 My new favourite tool, however, is a great little app called iThlete. Its a monitoring tool that measures a physiological variable called HRV or heart rate variability. You need an iPhone or Android phone, the $10 app, and a compatible HRM (of which there are a few). Fortunately I have a great little blue tooth HRM called the ViiiiVa from 4iiii. It allows my iPhone to connect directly to the strap on my chest. It interacts efficiently with the phone - and will work with such apps as Strava, MapMyRun etc.

Heart rate variability is a measure of the small variations in time between heart beats.

You may have noticed that your heart rate subtly increases with a deep breath in, and slows when breathing out. If there is a large change, the HRV is high, and if there is very little change, you have a low HRV. Simple!

 Physiologists have shown that the HRV is a pretty good indicator of how rested, how fatigued, or even over-trained an athlete is. The tool is being used by coaches and athletes to assess readiness for hard workouts, and to assess when a rest day is a better idea.

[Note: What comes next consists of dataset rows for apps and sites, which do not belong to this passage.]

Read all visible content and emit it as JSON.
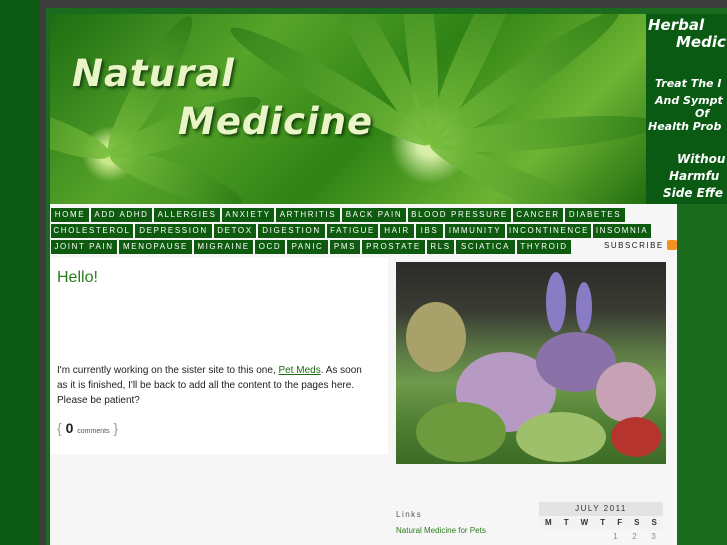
{
  "header": {
    "title_line1": "Natural",
    "title_line2": "Medicine",
    "promo": [
      "Herbal",
      "Medic",
      "Treat The I",
      "And Sympt",
      "Of",
      "Health Prob",
      "Withou",
      "Harmfu",
      "Side Effe"
    ]
  },
  "nav": {
    "row1": [
      "HOME",
      "ADD ADHD",
      "ALLERGIES",
      "ANXIETY",
      "ARTHRITIS",
      "BACK PAIN",
      "BLOOD PRESSURE",
      "CANCER",
      "DIABETES"
    ],
    "row2": [
      "CHOLESTEROL",
      "DEPRESSION",
      "DETOX",
      "DIGESTION",
      "FATIGUE",
      "HAIR",
      "IBS",
      "IMMUNITY",
      "INCONTINENCE",
      "INSOMNIA"
    ],
    "row3": [
      "JOINT PAIN",
      "MENOPAUSE",
      "MIGRAINE",
      "OCD",
      "PANIC",
      "PMS",
      "PROSTATE",
      "RLS",
      "SCIATICA",
      "THYROID"
    ],
    "subscribe": "SUBSCRIBE"
  },
  "post": {
    "title": "Hello!",
    "body_before": "I'm currently working on the sister site to this one, ",
    "link": "Pet Meds",
    "body_after": ". As soon as it is finished, I'll be back to add all the content to the pages here. Please be patient?",
    "comment_count": "0",
    "comment_label": "comments"
  },
  "sidebar": {
    "links_heading": "Links",
    "links": [
      "Natural Medicine for Pets"
    ],
    "calendar": {
      "month": "JULY 2011",
      "days": [
        "M",
        "T",
        "W",
        "T",
        "F",
        "S",
        "S"
      ],
      "first_row": [
        "",
        "",
        "",
        "",
        "1",
        "2",
        "3"
      ]
    }
  },
  "colors": {
    "nav_bg": "#0e5b10",
    "accent": "#2b7a1d",
    "frame": "#1a6b1d"
  }
}
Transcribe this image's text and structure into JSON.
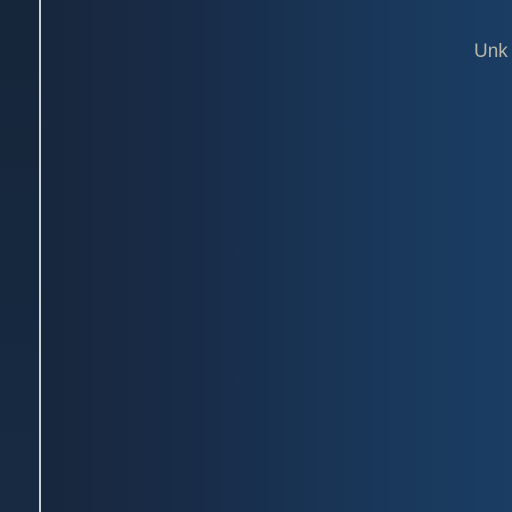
{
  "header": {
    "status_text": "Unk"
  },
  "colors": {
    "background_left": "#17263a",
    "background_right": "#1a3d64",
    "divider": "#cfd3d8",
    "text": "#b9b7a9"
  }
}
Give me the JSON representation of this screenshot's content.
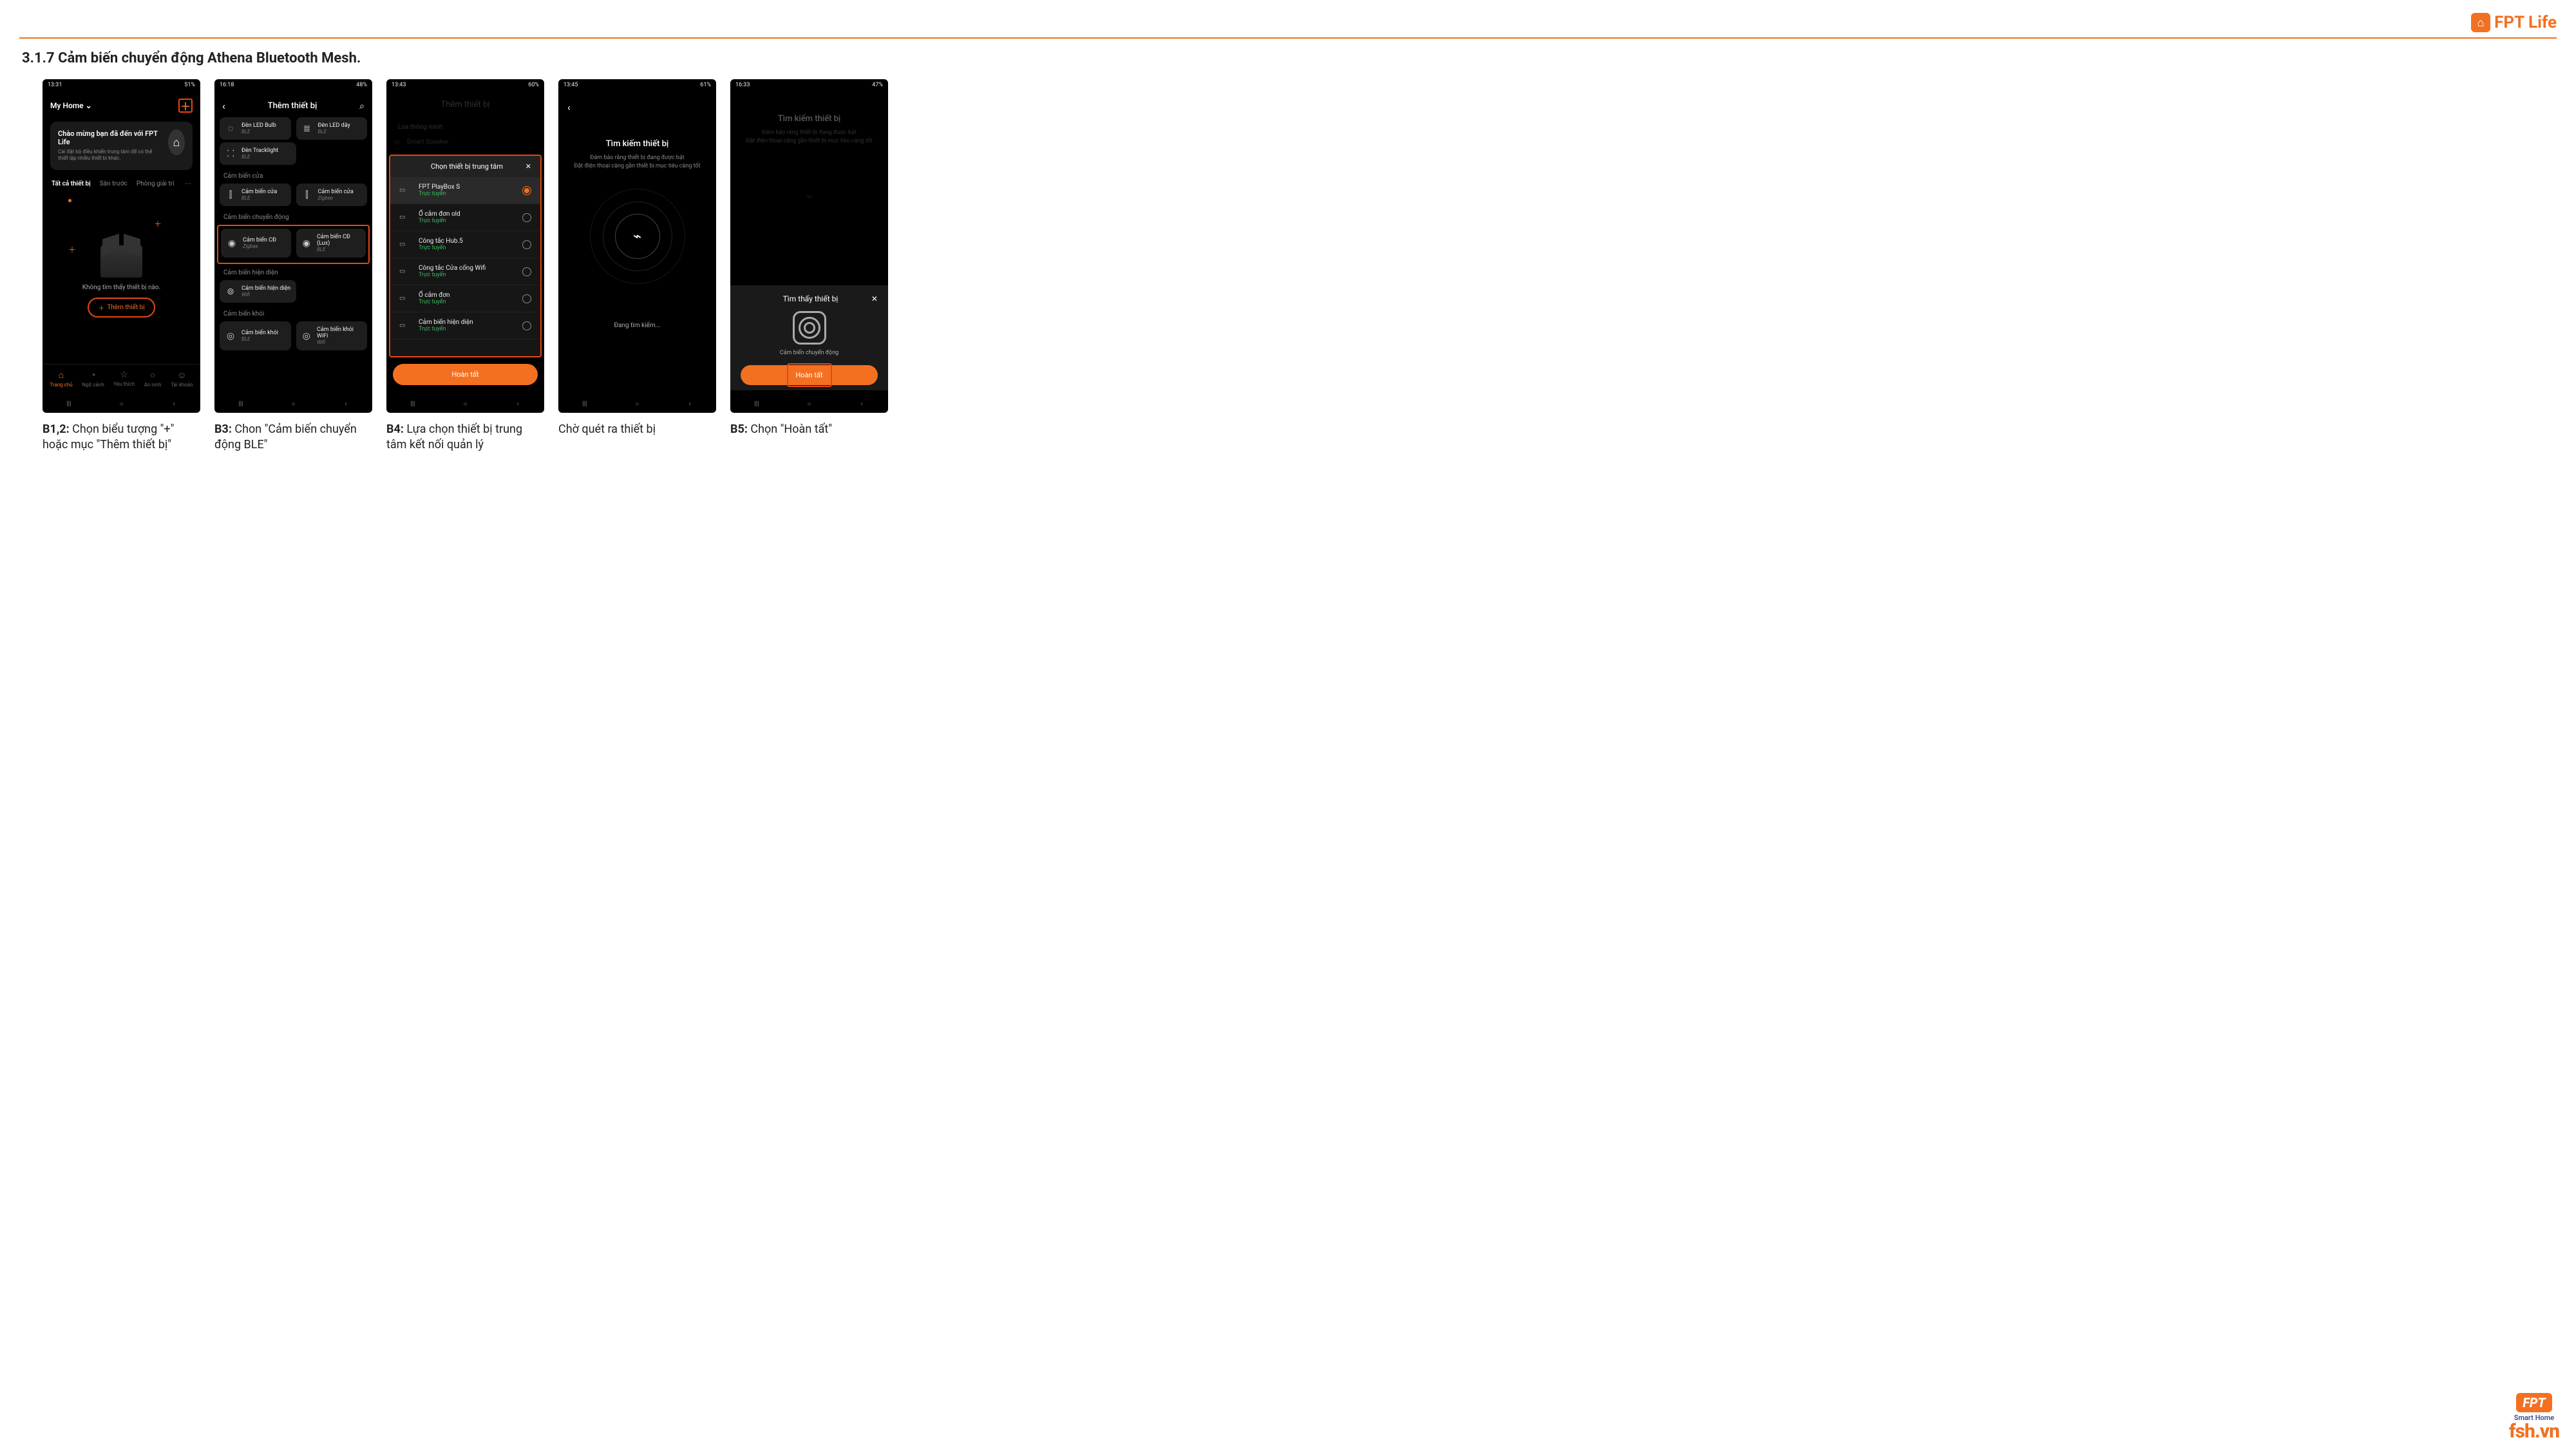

 The iThlete app takes 1 minute each morning to assess my HRV. A numerical value is presented along with a green light (good to go), amber light (train easy) or red light (time to take a day off) indicator.


I'm finding it to be a great little tool, with sometimes surprising results. A couple of weeks back I got the green light to go, despite waking up feeling pretty sore and fatigued. Once I got out there, in fact, I ended up having a great training session, and feeling good. Without the HRV, I'd likely have taken a rest day.

2 days ago my HRV reading was down, with amber values, despite feeling pretty good. Sure enough, 24 hrs later I had a sore throat, and was feeling pretty crappy. I had taken a rest day due to the HRV, which turns out to have been a great plan, given the mild sickness. I will wait until I see my HRV bounce back, before resuming training.

So there we go - a nice little app available on the app store if you're in the Apple eco-system; and the Viiiiva HR strap is a great addition if you own a bluetooth compatible phone.

Check out these products at:


More info on HRV here: